### Work to complete
Every record below is to be retyped exactly, with any pictures left out.

### Provided entries
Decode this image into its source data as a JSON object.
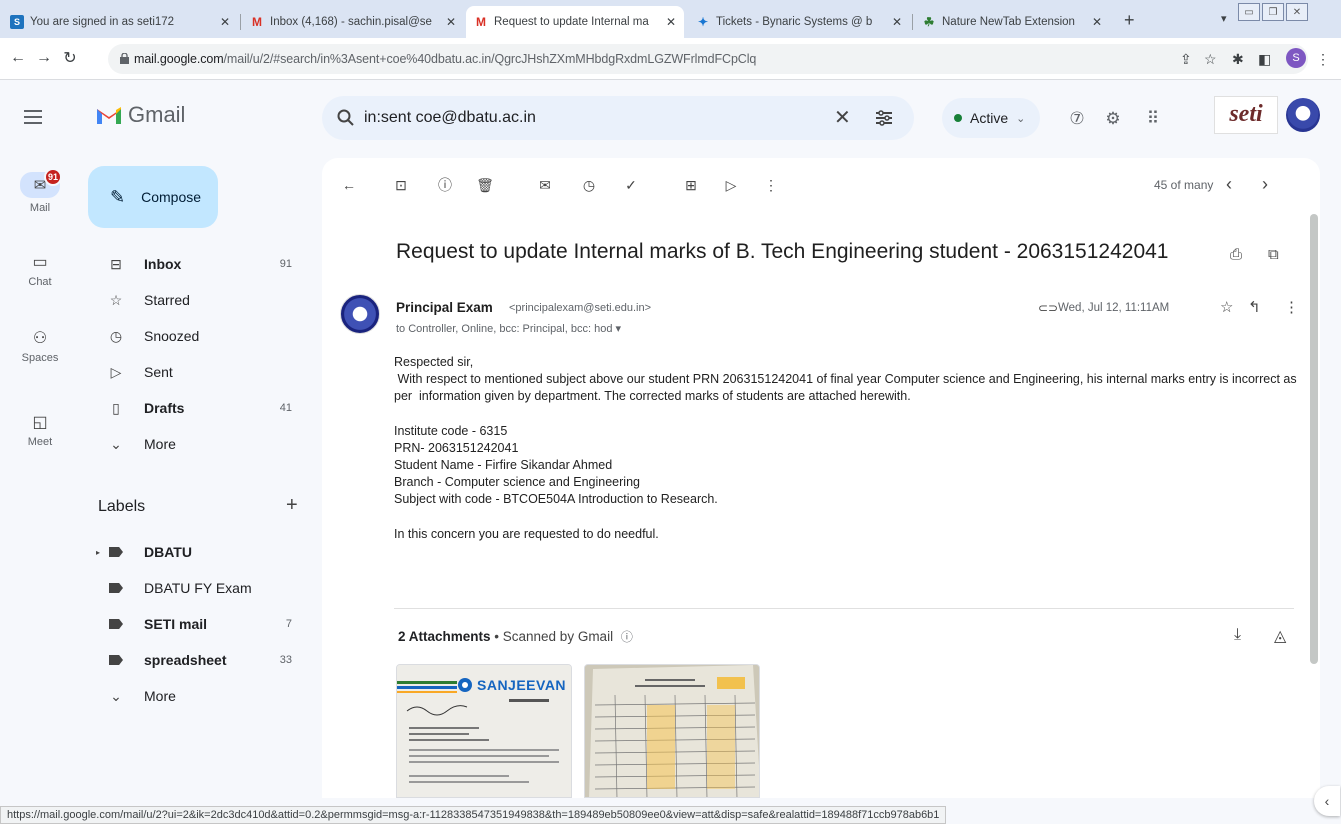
{
  "browser": {
    "tabs": [
      {
        "label": "You are signed in as seti172",
        "favicon": "seti-favicon",
        "favicon_letter": "S"
      },
      {
        "label": "Inbox (4,168) - sachin.pisal@se",
        "favicon": "gmail-favicon",
        "favicon_letter": "M"
      },
      {
        "label": "Request to update Internal ma",
        "favicon": "gmail-favicon",
        "favicon_letter": "M",
        "active": true
      },
      {
        "label": "Tickets - Bynaric Systems @ b",
        "favicon": "tickets-favicon",
        "favicon_letter": "✦"
      },
      {
        "label": "Nature NewTab Extension",
        "favicon": "leaf-favicon",
        "favicon_letter": "☘"
      }
    ],
    "url_host": "mail.google.com",
    "url_path": "/mail/u/2/#search/in%3Asent+coe%40dbatu.ac.in/QgrcJHshZXmMHbdgRxdmLGZWFrlmdFCpClq",
    "profile_initial": "S",
    "status_url": "https://mail.google.com/mail/u/2?ui=2&ik=2dc3dc410d&attid=0.2&permmsgid=msg-a:r-1128338547351949838&th=189489eb50809ee0&view=att&disp=safe&realattid=189488f71ccb978ab6b1"
  },
  "gmail": {
    "logo_word": "Gmail",
    "search_query": "in:sent coe@dbatu.ac.in",
    "status": "Active",
    "org_logo_text": "seti"
  },
  "rail": {
    "mail_label": "Mail",
    "mail_badge": "91",
    "chat_label": "Chat",
    "spaces_label": "Spaces",
    "meet_label": "Meet"
  },
  "sidebar": {
    "compose_label": "Compose",
    "items": [
      {
        "label": "Inbox",
        "count": "91",
        "icon": "inbox-icon",
        "bold": true
      },
      {
        "label": "Starred",
        "count": "",
        "icon": "star-icon",
        "bold": false
      },
      {
        "label": "Snoozed",
        "count": "",
        "icon": "clock-icon",
        "bold": false
      },
      {
        "label": "Sent",
        "count": "",
        "icon": "send-icon",
        "bold": false
      },
      {
        "label": "Drafts",
        "count": "41",
        "icon": "draft-icon",
        "bold": true
      },
      {
        "label": "More",
        "count": "",
        "icon": "chevron-down-icon",
        "bold": false
      }
    ],
    "labels_title": "Labels",
    "labels": [
      {
        "label": "DBATU",
        "count": "",
        "bold": true
      },
      {
        "label": "DBATU FY Exam",
        "count": "",
        "bold": false
      },
      {
        "label": "SETI mail",
        "count": "7",
        "bold": true
      },
      {
        "label": "spreadsheet",
        "count": "33",
        "bold": true
      },
      {
        "label": "More",
        "count": "",
        "bold": false
      }
    ]
  },
  "message": {
    "pager": "45 of many",
    "subject": "Request to update Internal marks of B. Tech Engineering student - 2063151242041",
    "sender_name": "Principal Exam",
    "sender_email": "<principalexam@seti.edu.in>",
    "recipients": "to Controller, Online, bcc: Principal, bcc: hod ▾",
    "date": "Wed, Jul 12, 11:11AM",
    "greeting": "Respected sir,",
    "para1": " With respect to mentioned subject above our student PRN 2063151242041 of final year Computer science and Engineering, his internal marks entry is incorrect as per  information given by department. The corrected marks of students are attached herewith.",
    "details": [
      "Institute code - 6315",
      "PRN- 2063151242041",
      "Student Name - Firfire Sikandar Ahmed",
      "Branch - Computer science and Engineering",
      "Subject with code - BTCOE504A Introduction to Research."
    ],
    "closing": "In this concern you are requested to do needful.",
    "attachments_title": "2 Attachments",
    "attachments_sub": " •  Scanned by Gmail",
    "attachment1_brand": "SANJEEVAN"
  }
}
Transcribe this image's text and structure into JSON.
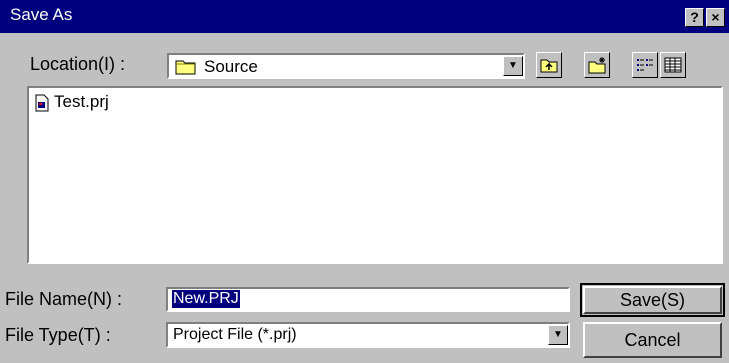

### Answer below
Decode this image into its source data as a JSON object.
{
  "browser": {
    "tabs": [
      {
        "label": "You are signed in as seti172",
        "favicon": "seti-favicon",
        "favicon_letter": "S"
      },
      {
        "label": "Inbox (4,168) - sachin.pisal@se",
        "favicon": "gmail-favicon",
        "favicon_letter": "M"
      },
      {
        "label": "Request to update Internal ma",
        "favicon": "gmail-favicon",
        "favicon_letter": "M",
        "active": true
      },
      {
        "label": "Tickets - Bynaric Systems @ b",
        "favicon": "tickets-favicon",
        "favicon_letter": "✦"
      },
      {
        "label": "Nature NewTab Extension",
        "favicon": "leaf-favicon",
        "favicon_letter": "☘"
      }
    ],
    "url_host": "mail.google.com",
    "url_path": "/mail/u/2/#search/in%3Asent+coe%40dbatu.ac.in/QgrcJHshZXmMHbdgRxdmLGZWFrlmdFCpClq",
    "profile_initial": "S",
    "status_url": "https://mail.google.com/mail/u/2?ui=2&ik=2dc3dc410d&attid=0.2&permmsgid=msg-a:r-1128338547351949838&th=189489eb50809ee0&view=att&disp=safe&realattid=189488f71ccb978ab6b1"
  },
  "gmail": {
    "logo_word": "Gmail",
    "search_query": "in:sent coe@dbatu.ac.in",
    "status": "Active",
    "org_logo_text": "seti"
  },
  "rail": {
    "mail_label": "Mail",
    "mail_badge": "91",
    "chat_label": "Chat",
    "spaces_label": "Spaces",
    "meet_label": "Meet"
  },
  "sidebar": {
    "compose_label": "Compose",
    "items": [
      {
        "label": "Inbox",
        "count": "91",
        "icon": "inbox-icon",
        "bold": true
      },
      {
        "label": "Starred",
        "count": "",
        "icon": "star-icon",
        "bold": false
      },
      {
        "label": "Snoozed",
        "count": "",
        "icon": "clock-icon",
        "bold": false
      },
      {
        "label": "Sent",
        "count": "",
        "icon": "send-icon",
        "bold": false
      },
      {
        "label": "Drafts",
        "count": "41",
        "icon": "draft-icon",
        "bold": true
      },
      {
        "label": "More",
        "count": "",
        "icon": "chevron-down-icon",
        "bold": false
      }
    ],
    "labels_title": "Labels",
    "labels": [
      {
        "label": "DBATU",
        "count": "",
        "bold": true
      },
      {
        "label": "DBATU FY Exam",
        "count": "",
        "bold": false
      },
      {
        "label": "SETI mail",
        "count": "7",
        "bold": true
      },
      {
        "label": "spreadsheet",
        "count": "33",
        "bold": true
      },
      {
        "label": "More",
        "count": "",
        "bold": false
      }
    ]
  },
  "message": {
    "pager": "45 of many",
    "subject": "Request to update Internal marks of B. Tech Engineering student - 2063151242041",
    "sender_name": "Principal Exam",
    "sender_email": "<principalexam@seti.edu.in>",
    "recipients": "to Controller, Online, bcc: Principal, bcc: hod ▾",
    "date": "Wed, Jul 12, 11:11AM",
    "greeting": "Respected sir,",
    "para1": " With respect to mentioned subject above our student PRN 2063151242041 of final year Computer science and Engineering, his internal marks entry is incorrect as per  information given by department. The corrected marks of students are attached herewith.",
    "details": [
      "Institute code - 6315",
      "PRN- 2063151242041",
      "Student Name - Firfire Sikandar Ahmed",
      "Branch - Computer science and Engineering",
      "Subject with code - BTCOE504A Introduction to Research."
    ],
    "closing": "In this concern you are requested to do needful.",
    "attachments_title": "2 Attachments",
    "attachments_sub": " •  Scanned by Gmail",
    "attachment1_brand": "SANJEEVAN"
  }
}
Transcribe this image's text and structure into JSON.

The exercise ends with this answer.